<<<<
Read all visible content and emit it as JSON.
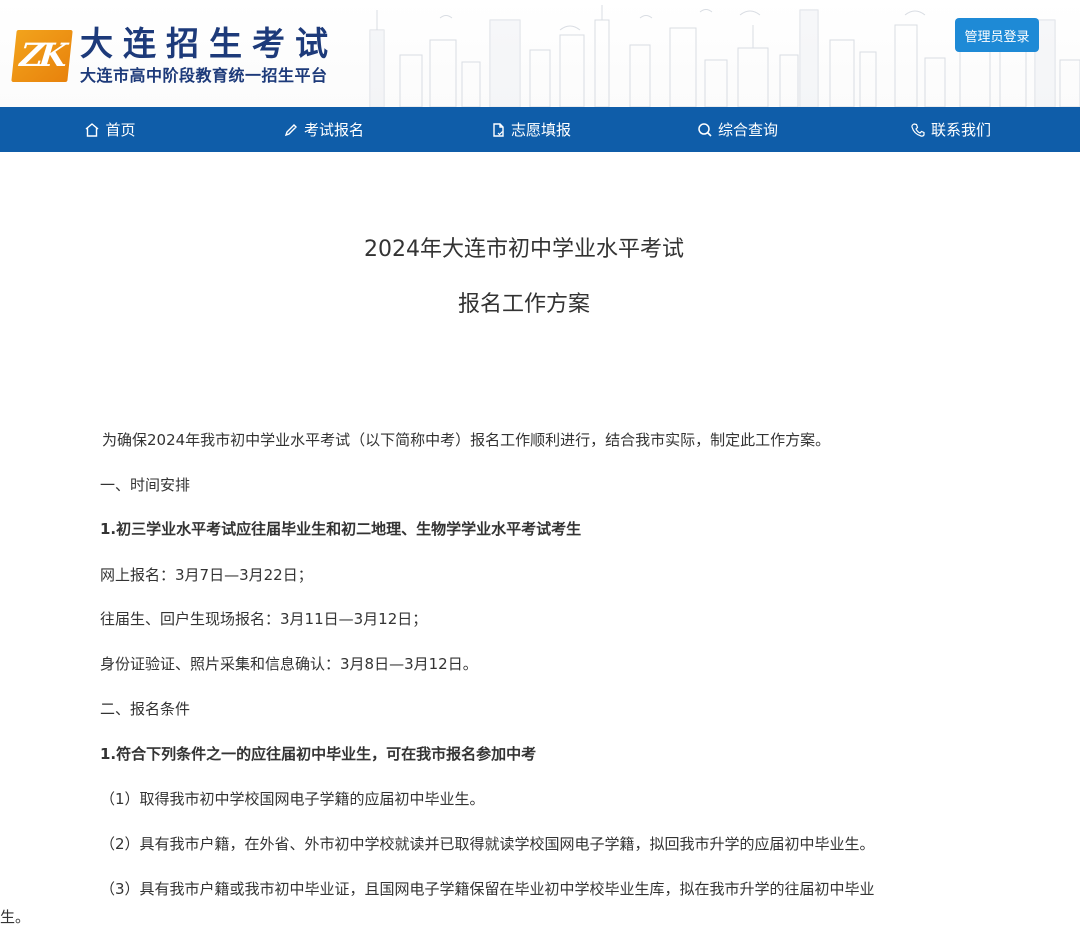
{
  "header": {
    "logo_title": "大连招生考试",
    "logo_subtitle": "大连市高中阶段教育统一招生平台",
    "admin_button": "管理员登录"
  },
  "nav": {
    "items": [
      {
        "label": "首页",
        "icon": "home-icon"
      },
      {
        "label": "考试报名",
        "icon": "pencil-icon"
      },
      {
        "label": "志愿填报",
        "icon": "document-icon"
      },
      {
        "label": "综合查询",
        "icon": "search-icon"
      },
      {
        "label": "联系我们",
        "icon": "phone-icon"
      }
    ],
    "bg_color": "#0f5da9"
  },
  "article": {
    "title_line1": "2024年大连市初中学业水平考试",
    "title_line2": "报名工作方案",
    "intro": "为确保2024年我市初中学业水平考试（以下简称中考）报名工作顺利进行，结合我市实际，制定此工作方案。",
    "section1_heading": "一、时间安排",
    "section1_sub1": "1.初三学业水平考试应往届毕业生和初二地理、生物学学业水平考试考生",
    "section1_line1": "网上报名：3月7日—3月22日；",
    "section1_line2": "往届生、回户生现场报名：3月11日—3月12日；",
    "section1_line3": "身份证验证、照片采集和信息确认：3月8日—3月12日。",
    "section2_heading": "二、报名条件",
    "section2_sub1": "1.符合下列条件之一的应往届初中毕业生，可在我市报名参加中考",
    "cond1": "（1）取得我市初中学校国网电子学籍的应届初中毕业生。",
    "cond2": "（2）具有我市户籍，在外省、外市初中学校就读并已取得就读学校国网电子学籍，拟回我市升学的应届初中毕业生。",
    "cond3_part1": "（3）具有我市户籍或我市初中毕业证，且国网电子学籍保留在毕业初中学校毕业生库，拟在我市升学的往届初中毕业",
    "cond3_part2": "生。"
  }
}
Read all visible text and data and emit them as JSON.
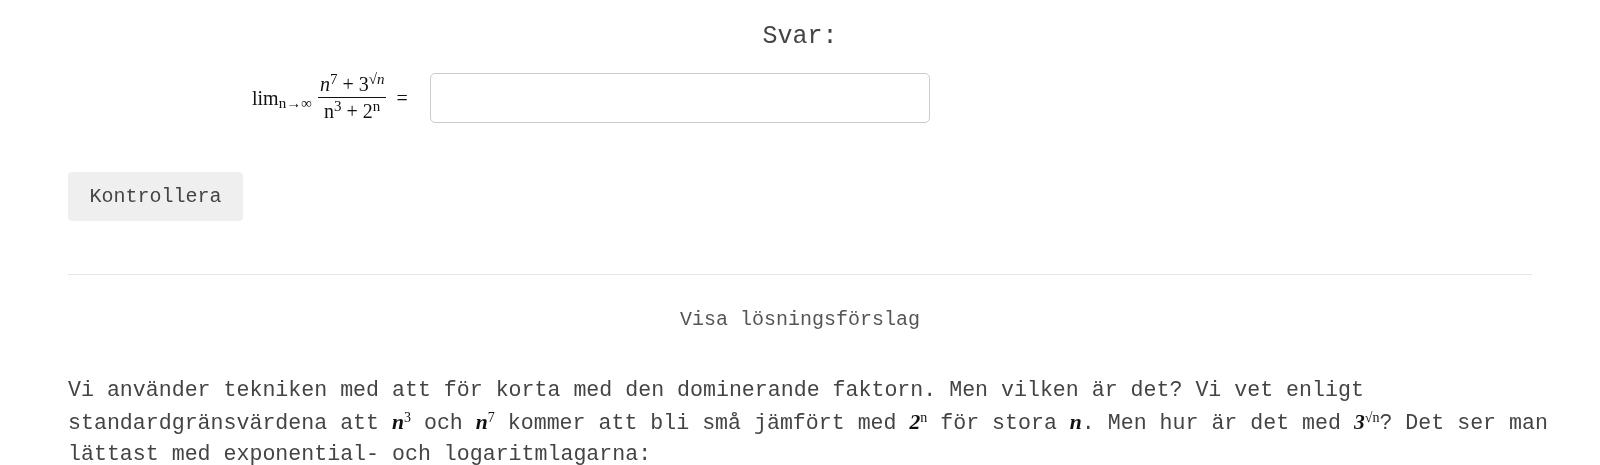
{
  "answer_heading": "Svar:",
  "formula": {
    "operator": "lim",
    "subscript": "n→∞",
    "numerator": "n$^{7}$ + 3$^{√n}$",
    "denominator": "n$^{3}$ + 2$^{n}$",
    "equals": "="
  },
  "check_button": "Kontrollera",
  "solution_toggle": "Visa lösningsförslag",
  "solution_text": "Vi använder tekniken med att för korta med den dominerande faktorn. Men vilken är det? Vi vet enligt standardgränsvärdena att **n**$^{3}$ och **n**$^{7}$ kommer att bli små jämfört med **2**$^{n}$ för stora **n**. Men hur är det med **3**$^{√n}$? Det ser man lättast med exponential- och logaritmlagarna:"
}
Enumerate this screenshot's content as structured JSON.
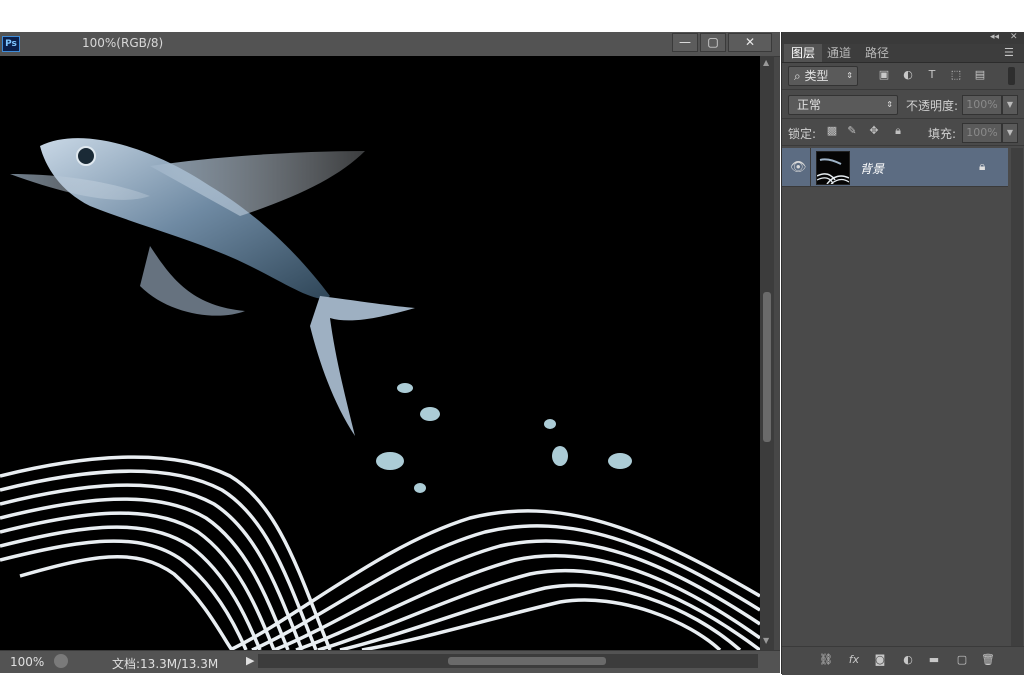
{
  "document": {
    "title": "100%(RGB/8)",
    "app_badge": "Ps",
    "window_buttons": {
      "minimize": "—",
      "maximize": "▢",
      "close": "✕"
    },
    "status": {
      "zoom": "100%",
      "doc_info": "文档:13.3M/13.3M",
      "arrow": "▶"
    }
  },
  "panel": {
    "tabs": [
      {
        "label": "图层",
        "active": true
      },
      {
        "label": "通道",
        "active": false
      },
      {
        "label": "路径",
        "active": false
      }
    ],
    "filter": {
      "label": "⌕ 类型"
    },
    "blend": {
      "mode": "正常",
      "opacity_label": "不透明度:",
      "opacity": "100%"
    },
    "lock": {
      "label": "锁定:",
      "fill_label": "填充:",
      "fill": "100%"
    },
    "layers": [
      {
        "name": "背景",
        "visible": true,
        "locked": true
      }
    ]
  },
  "colors": {
    "selected_layer": "#5c6c82",
    "panel_bg": "#4a4a4a",
    "canvas_bg": "#000000"
  }
}
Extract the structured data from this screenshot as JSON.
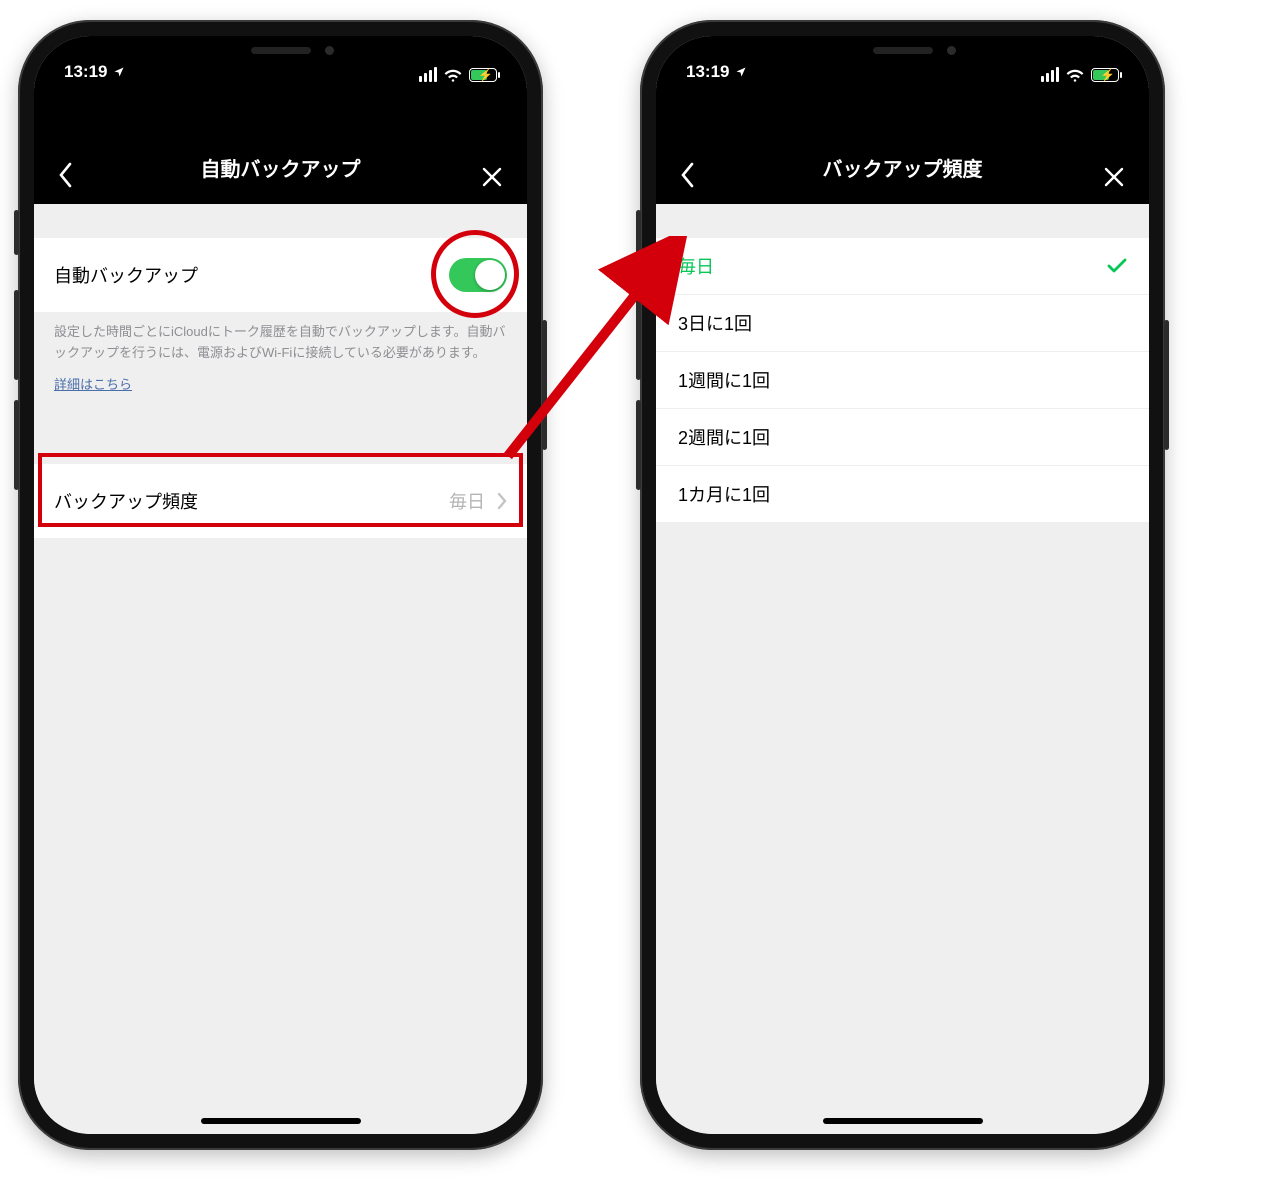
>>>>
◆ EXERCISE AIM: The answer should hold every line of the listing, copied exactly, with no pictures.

◆ YOUR SOLUTION:
Read all visible content and emit it as JSON.
{
  "header": {
    "logo_title": "大连招生考试",
    "logo_subtitle": "大连市高中阶段教育统一招生平台",
    "admin_button": "管理员登录"
  },
  "nav": {
    "items": [
      {
        "label": "首页",
        "icon": "home-icon"
      },
      {
        "label": "考试报名",
        "icon": "pencil-icon"
      },
      {
        "label": "志愿填报",
        "icon": "document-icon"
      },
      {
        "label": "综合查询",
        "icon": "search-icon"
      },
      {
        "label": "联系我们",
        "icon": "phone-icon"
      }
    ],
    "bg_color": "#0f5da9"
  },
  "article": {
    "title_line1": "2024年大连市初中学业水平考试",
    "title_line2": "报名工作方案",
    "intro": "为确保2024年我市初中学业水平考试（以下简称中考）报名工作顺利进行，结合我市实际，制定此工作方案。",
    "section1_heading": "一、时间安排",
    "section1_sub1": "1.初三学业水平考试应往届毕业生和初二地理、生物学学业水平考试考生",
    "section1_line1": "网上报名：3月7日—3月22日；",
    "section1_line2": "往届生、回户生现场报名：3月11日—3月12日；",
    "section1_line3": "身份证验证、照片采集和信息确认：3月8日—3月12日。",
    "section2_heading": "二、报名条件",
    "section2_sub1": "1.符合下列条件之一的应往届初中毕业生，可在我市报名参加中考",
    "cond1": "（1）取得我市初中学校国网电子学籍的应届初中毕业生。",
    "cond2": "（2）具有我市户籍，在外省、外市初中学校就读并已取得就读学校国网电子学籍，拟回我市升学的应届初中毕业生。",
    "cond3_part1": "（3）具有我市户籍或我市初中毕业证，且国网电子学籍保留在毕业初中学校毕业生库，拟在我市升学的往届初中毕业",
    "cond3_part2": "生。"
  }
}
Read all visible text and data and emit them as JSON.
{
  "answer_heading": "Svar:",
  "formula": {
    "operator": "lim",
    "subscript": "n→∞",
    "numerator": "n$^{7}$ + 3$^{√n}$",
    "denominator": "n$^{3}$ + 2$^{n}$",
    "equals": "="
  },
  "check_button": "Kontrollera",
  "solution_toggle": "Visa lösningsförslag",
  "solution_text": "Vi använder tekniken med att för korta med den dominerande faktorn. Men vilken är det? Vi vet enligt standardgränsvärdena att **n**$^{3}$ och **n**$^{7}$ kommer att bli små jämfört med **2**$^{n}$ för stora **n**. Men hur är det med **3**$^{√n}$? Det ser man lättast med exponential- och logaritmlagarna:"
}
Enumerate this screenshot's content as structured JSON.
{
  "document": {
    "title": "100%(RGB/8)",
    "app_badge": "Ps",
    "window_buttons": {
      "minimize": "—",
      "maximize": "▢",
      "close": "✕"
    },
    "status": {
      "zoom": "100%",
      "doc_info": "文档:13.3M/13.3M",
      "arrow": "▶"
    }
  },
  "panel": {
    "tabs": [
      {
        "label": "图层",
        "active": true
      },
      {
        "label": "通道",
        "active": false
      },
      {
        "label": "路径",
        "active": false
      }
    ],
    "filter": {
      "label": "⌕ 类型"
    },
    "blend": {
      "mode": "正常",
      "opacity_label": "不透明度:",
      "opacity": "100%"
    },
    "lock": {
      "label": "锁定:",
      "fill_label": "填充:",
      "fill": "100%"
    },
    "layers": [
      {
        "name": "背景",
        "visible": true,
        "locked": true
      }
    ]
  },
  "colors": {
    "selected_layer": "#5c6c82",
    "panel_bg": "#4a4a4a",
    "canvas_bg": "#000000"
  }
}
Extract the structured data from this screenshot as JSON.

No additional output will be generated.